Task description → Read the entries below and pull out each line with the string "Сохранить".

Dataset rows for apps and sites:
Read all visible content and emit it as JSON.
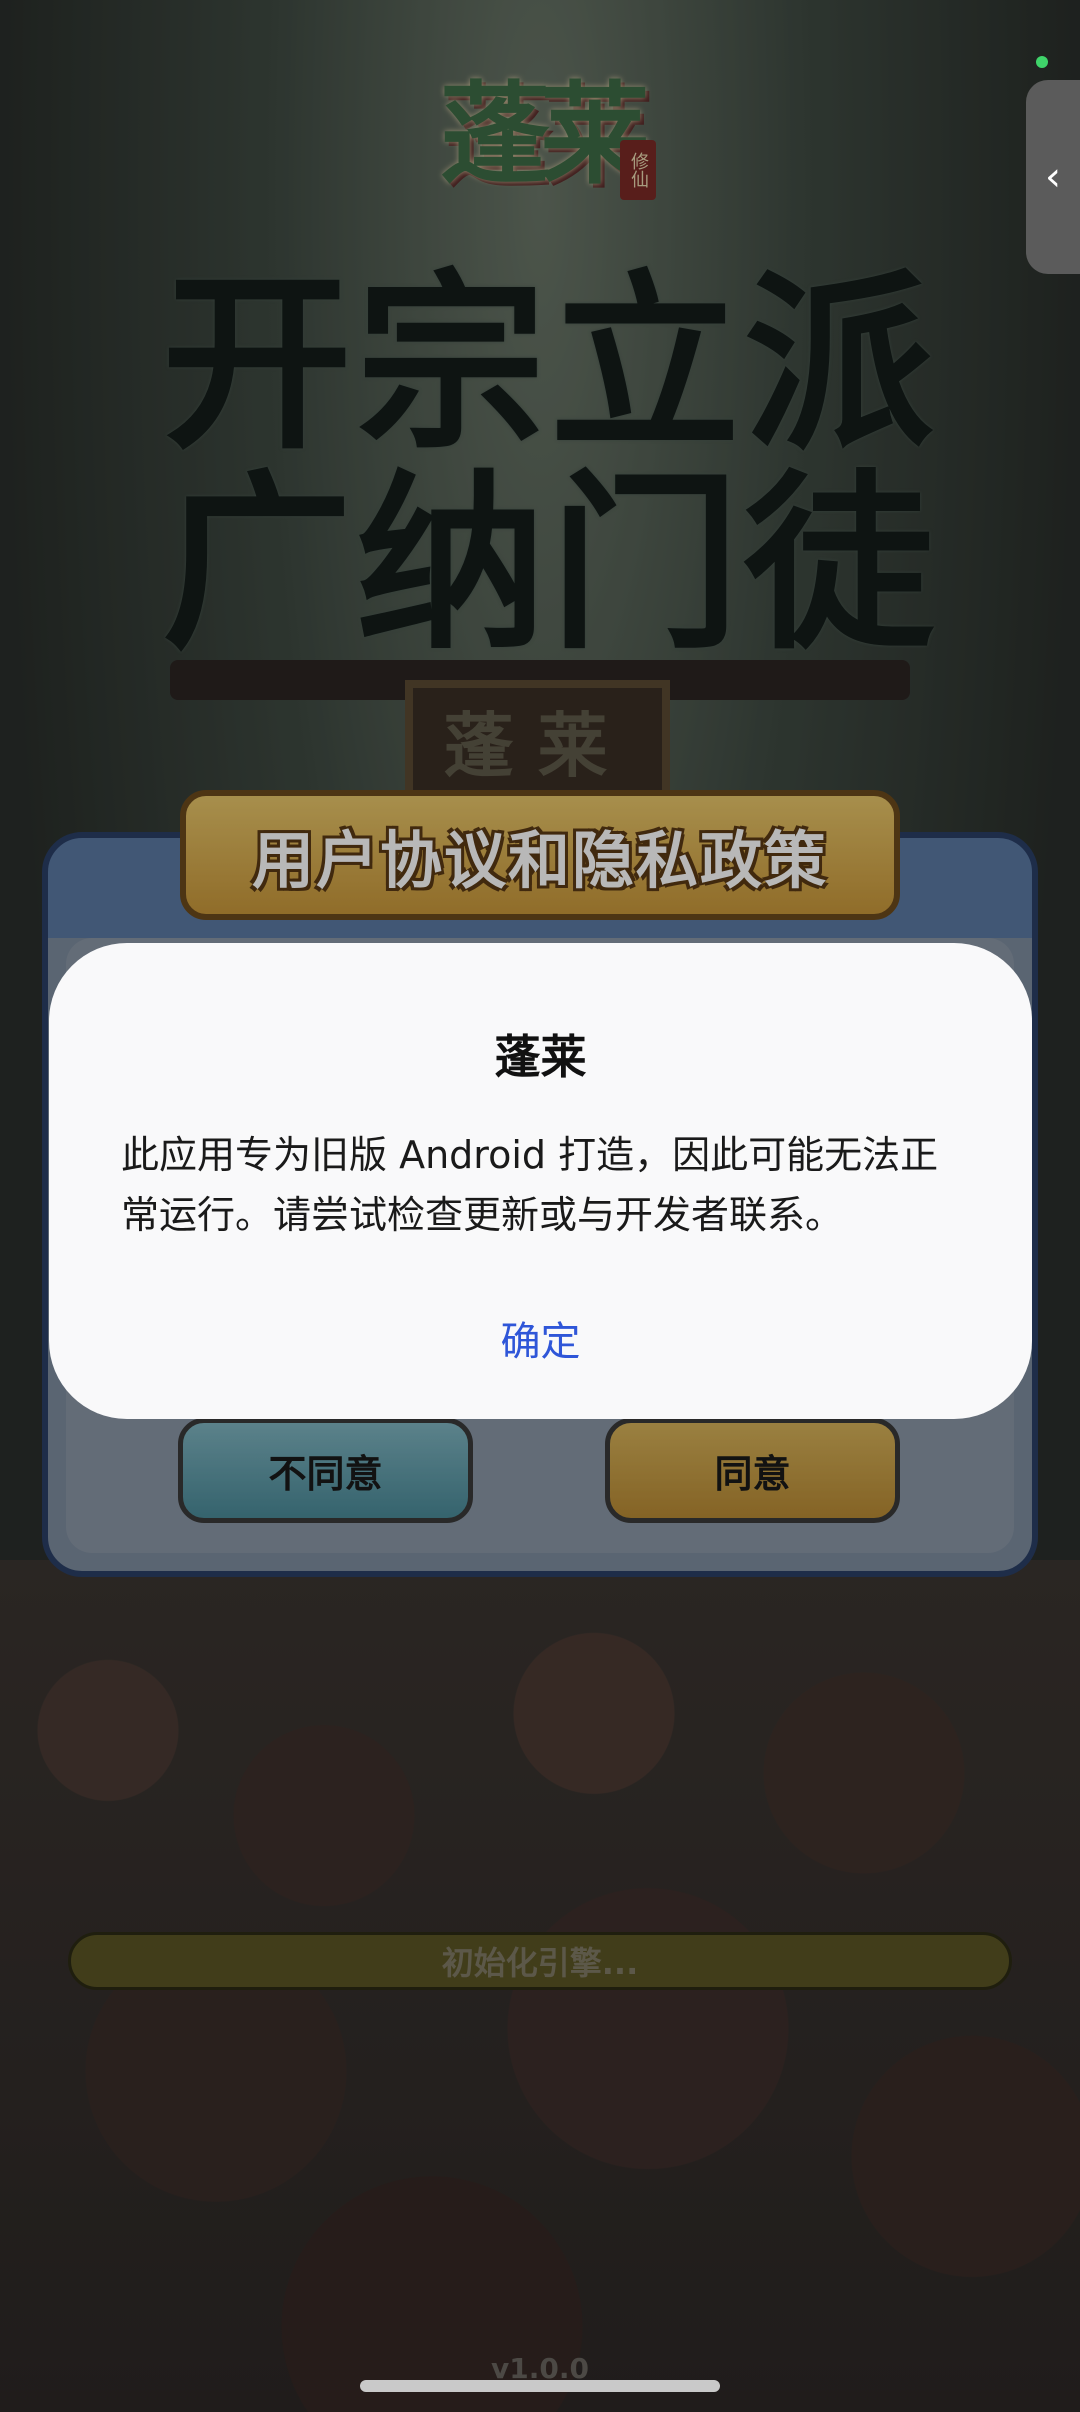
{
  "app": {
    "logo_text": "蓬莱",
    "logo_seal": "修仙",
    "slogan_line1": "开宗立派",
    "slogan_line2": "广纳门徒",
    "gate_plaque": "蓬莱"
  },
  "game_dialog": {
    "title": "用户协议和隐私政策",
    "disagree_label": "不同意",
    "agree_label": "同意"
  },
  "loading": {
    "text": "初始化引擎...",
    "version": "v1.0.0"
  },
  "alert": {
    "title": "蓬莱",
    "message": "此应用专为旧版 Android 打造，因此可能无法正常运行。请尝试检查更新或与开发者联系。",
    "confirm_label": "确定"
  },
  "side_tab": {
    "icon": "chevron-left-icon",
    "glyph": "‹"
  },
  "colors": {
    "accent": "#2f56d8",
    "status_dot": "#3fd46a"
  }
}
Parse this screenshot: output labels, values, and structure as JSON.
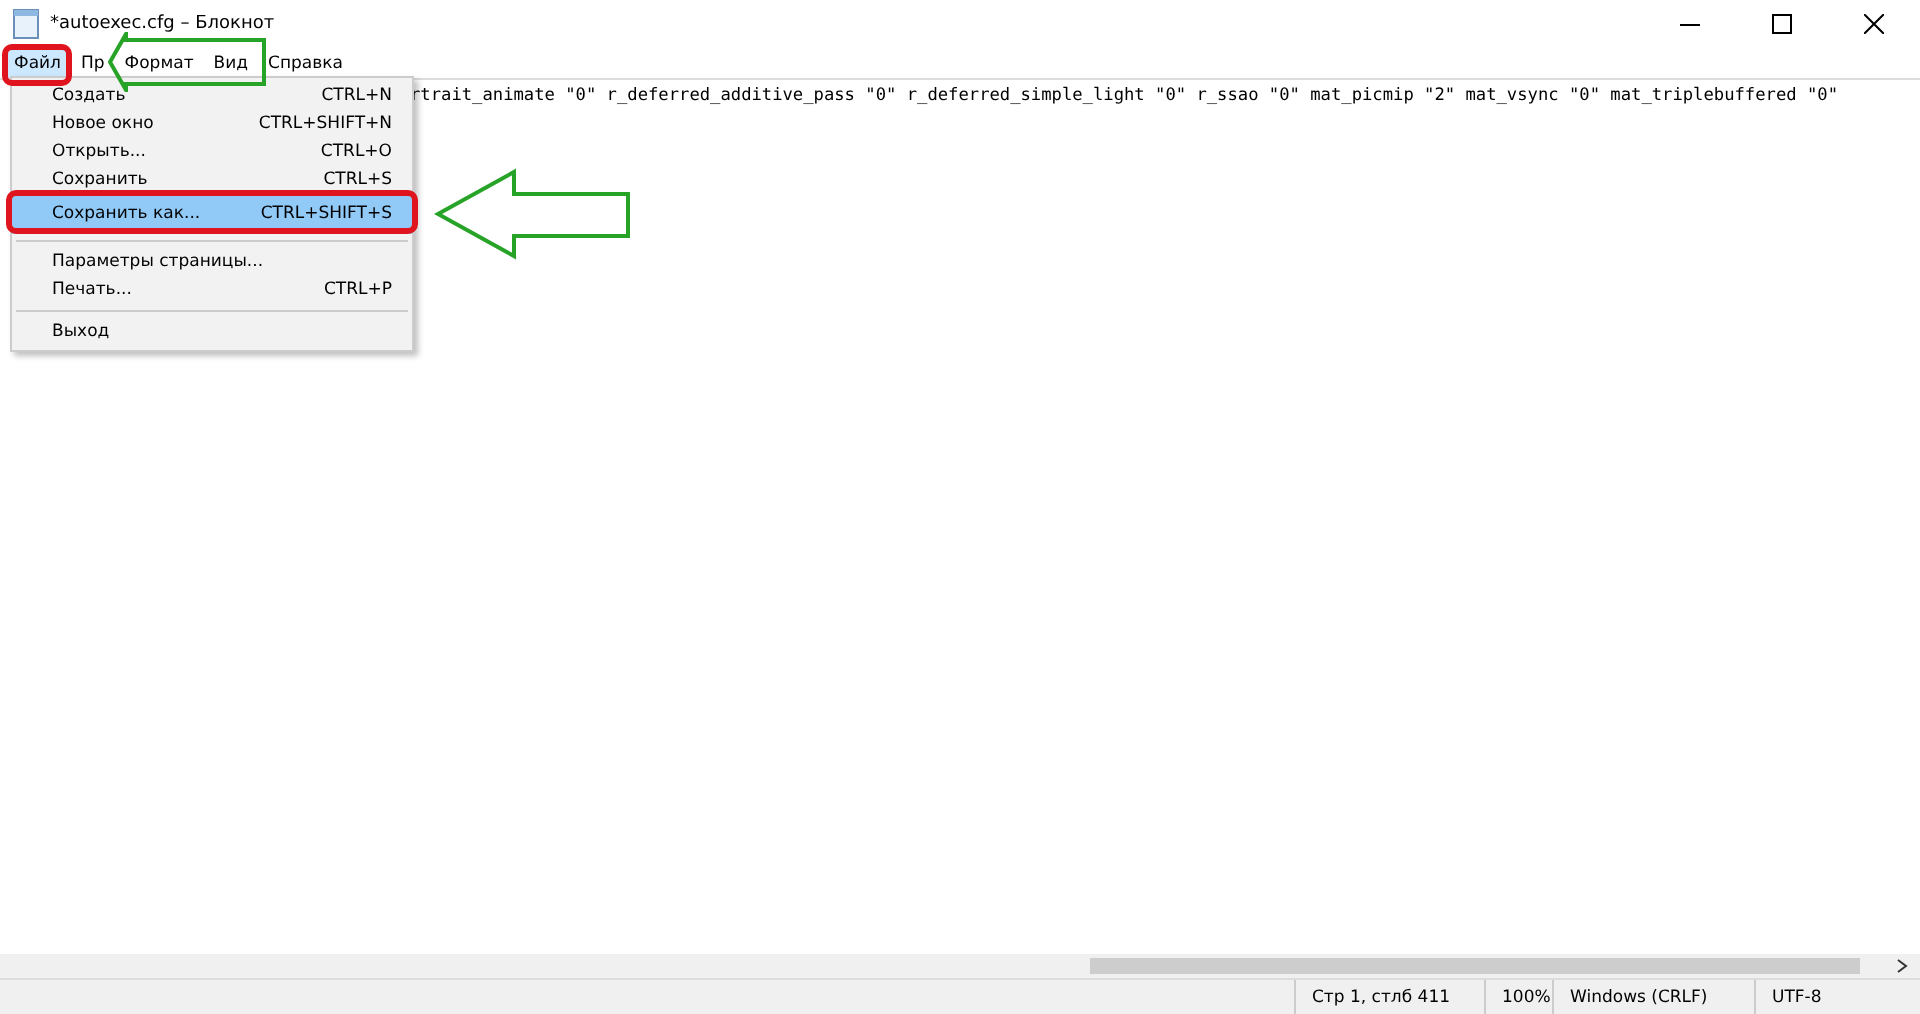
{
  "window": {
    "title": "*autoexec.cfg – Блокнот"
  },
  "menu_bar": [
    {
      "label": "Файл",
      "selected": true
    },
    {
      "label": "Пр",
      "selected": false
    },
    {
      "label": "Формат",
      "selected": false
    },
    {
      "label": "Вид",
      "selected": false
    },
    {
      "label": "Справка",
      "selected": false
    }
  ],
  "file_menu": [
    {
      "kind": "item",
      "label": "Создать",
      "shortcut": "CTRL+N",
      "selected": false
    },
    {
      "kind": "item",
      "label": "Новое окно",
      "shortcut": "CTRL+SHIFT+N",
      "selected": false
    },
    {
      "kind": "item",
      "label": "Открыть...",
      "shortcut": "CTRL+O",
      "selected": false
    },
    {
      "kind": "item",
      "label": "Сохранить",
      "shortcut": "CTRL+S",
      "selected": false
    },
    {
      "kind": "item",
      "label": "Сохранить как...",
      "shortcut": "CTRL+SHIFT+S",
      "selected": true
    },
    {
      "kind": "separator"
    },
    {
      "kind": "item",
      "label": "Параметры страницы...",
      "selected": false
    },
    {
      "kind": "item",
      "label": "Печать...",
      "shortcut": "CTRL+P",
      "selected": false
    },
    {
      "kind": "separator"
    },
    {
      "kind": "item",
      "label": "Выход",
      "selected": false
    }
  ],
  "editor": {
    "line": "rtrait_animate \"0\" r_deferred_additive_pass \"0\" r_deferred_simple_light \"0\" r_ssao \"0\" mat_picmip \"2\" mat_vsync \"0\" mat_triplebuffered \"0\""
  },
  "status_bar": [
    "Стр 1, стлб 411",
    "100%",
    "Windows (CRLF)",
    "UTF-8"
  ]
}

Reply to the exercise →
      "label": "Сохранить",
      "label": "Сохранить как...",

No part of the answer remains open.